We have the right to stop the conversation. Those with white privilege frequently act as if POCs are obliged to explain anything a white person wants to know about race, in depth, whenever the white person wants. Even when discussions happen separate from that expectation, talking about race is very draining. We have the right to stop talking about it whenever we want; we have the right to keep ourselves safe & to make sure we're not burning ourselves out. White commenters on the blog tend to be the worst about that sort of thing, but there have been POC commenters too who adopt that very aggressive style of Internet debating where you always have to have the last word & everything you say has to receive a rebuttal from the other person, otherwise they've "lost." Often they're male, as well, which is telling.
Members of any oppressed group (& I'm not talking about vegans here) face this: this incessant demand to teach, to serve as an audience for any drivel a privileged person feels like spouting. And especially the expectation that we can only express ourselves in a certain way: we can't be emotional—especially not angry, the horrors!—we're expected to pander & to tolerate the same trite crap over & over.
Comments6 comments have been made. Post a comment.
Have an idea for the blog?

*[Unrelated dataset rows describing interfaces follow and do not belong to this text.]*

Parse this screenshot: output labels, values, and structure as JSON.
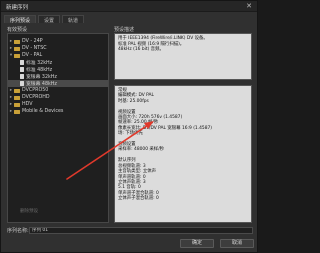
{
  "window": {
    "title": "新建序列",
    "close_glyph": "✕"
  },
  "tabs": [
    {
      "label": "序列预设",
      "active": true
    },
    {
      "label": "设置",
      "active": false
    },
    {
      "label": "轨道",
      "active": false
    }
  ],
  "left_panel": {
    "title": "有效预设",
    "tree": [
      {
        "label": "DV - 24P",
        "type": "folder",
        "expanded": false,
        "selected": false
      },
      {
        "label": "DV - NTSC",
        "type": "folder",
        "expanded": false,
        "selected": false
      },
      {
        "label": "DV - PAL",
        "type": "folder",
        "expanded": true,
        "selected": false
      },
      {
        "label": "标准 32kHz",
        "type": "file",
        "selected": false
      },
      {
        "label": "标准 48kHz",
        "type": "file",
        "selected": false
      },
      {
        "label": "宽银幕 32kHz",
        "type": "file",
        "selected": false
      },
      {
        "label": "宽银幕 48kHz",
        "type": "file",
        "selected": true
      },
      {
        "label": "DVCPRO50",
        "type": "folder",
        "expanded": false,
        "selected": false
      },
      {
        "label": "DVCPROHD",
        "type": "folder",
        "expanded": false,
        "selected": false
      },
      {
        "label": "HDV",
        "type": "folder",
        "expanded": false,
        "selected": false
      },
      {
        "label": "Mobile & Devices",
        "type": "folder",
        "expanded": false,
        "selected": false
      }
    ],
    "delete_button": "删除预设"
  },
  "right_panel": {
    "title": "预设描述",
    "description": [
      "用于 IEEE1394 (FireWire/i.LINK) DV 设备。",
      "标准 PAL 视频 (16:9 隔行扫描)。",
      "48kHz (16 bit) 音频。"
    ],
    "details": [
      "常规",
      "  编辑模式: DV PAL",
      "  时基: 25.00fps",
      "",
      "视频设置",
      "  画面大小: 720h 576v (1.4587)",
      "  帧速率: 25.00 帧/秒",
      "  像素长宽比: D1/DV PAL 宽银幕 16:9 (1.4587)",
      "  场: 下场优先",
      "",
      "音频设置",
      "  采样率: 48000 采样/秒",
      "",
      "默认序列",
      "  总视频轨道: 3",
      "  主音轨类型: 立体声",
      "  单声道轨道: 0",
      "  立体声轨道: 3",
      "  5.1 音轨: 0",
      "  单声道子混合轨道: 0",
      "  立体声子混合轨道: 0"
    ]
  },
  "sequence_name": {
    "label": "序列名称:",
    "value": "序列 01"
  },
  "buttons": {
    "ok": "确定",
    "cancel": "取消"
  },
  "annotation_color": "#e0392b"
}
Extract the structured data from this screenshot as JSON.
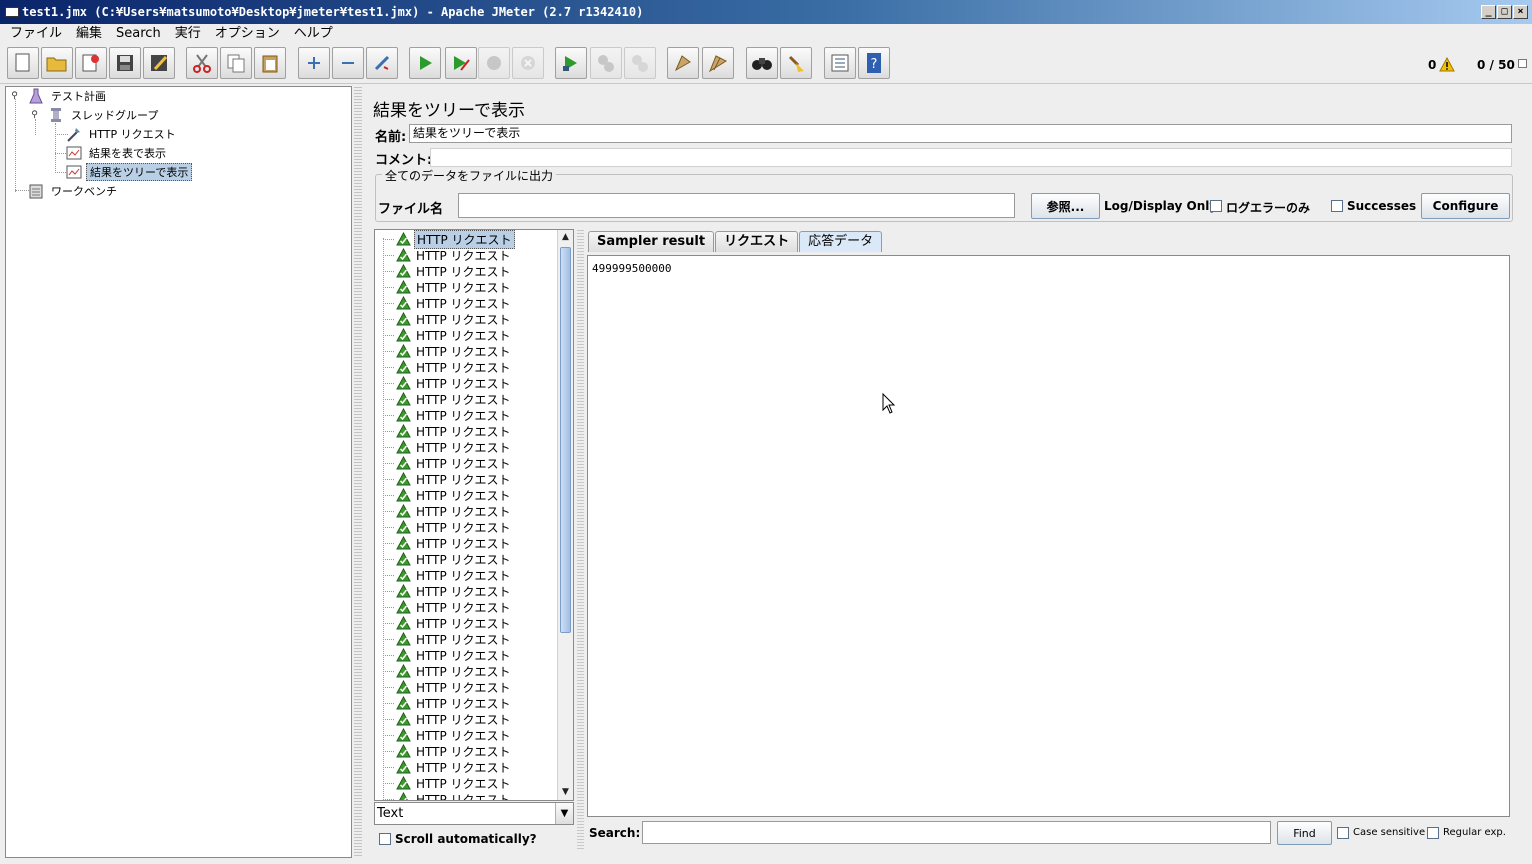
{
  "window": {
    "title": "test1.jmx (C:¥Users¥matsumoto¥Desktop¥jmeter¥test1.jmx) - Apache JMeter (2.7 r1342410)",
    "min": "_",
    "max": "□",
    "close": "×"
  },
  "menu": [
    "ファイル",
    "編集",
    "Search",
    "実行",
    "オプション",
    "ヘルプ"
  ],
  "toolbar": {
    "error_count": "0",
    "threads": "0 / 50"
  },
  "tree": {
    "test_plan": "テスト計画",
    "thread_group": "スレッドグループ",
    "http_request": "HTTP リクエスト",
    "table_results": "結果を表で表示",
    "tree_results": "結果をツリーで表示",
    "workbench": "ワークベンチ"
  },
  "panel": {
    "title": "結果をツリーで表示",
    "name_label": "名前:",
    "name_value": "結果をツリーで表示",
    "comment_label": "コメント:",
    "comment_value": "",
    "file_group": "全てのデータをファイルに出力",
    "filename_label": "ファイル名",
    "filename_value": "",
    "browse": "参照...",
    "log_display": "Log/Display Only:",
    "errors_only": "ログエラーのみ",
    "successes": "Successes",
    "configure": "Configure"
  },
  "results": {
    "item_label": "HTTP リクエスト",
    "count_visible": 36,
    "render_type": "Text",
    "scroll_auto": "Scroll automatically?"
  },
  "tabs": [
    "Sampler result",
    "リクエスト",
    "応答データ"
  ],
  "response": {
    "text": "499999500000"
  },
  "search": {
    "label": "Search:",
    "value": "",
    "find": "Find",
    "case_sensitive": "Case sensitive",
    "regex": "Regular exp."
  },
  "colors": {
    "title_start": "#0a246a",
    "title_end": "#a6caf0",
    "selection": "#b8cfe5",
    "success_icon": "#3b9b2b",
    "active_tab": "#dbe8f7"
  }
}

Click here to contact us!
May the Box Office Be Ever in Your Favor: How Divergent and The Hunger Games Avoid Race and Gender ViolenceFiona Fire (not verified)
anouk (not verified)
anouk (not verified)
Anonymous (not verified)
Allison (not verified)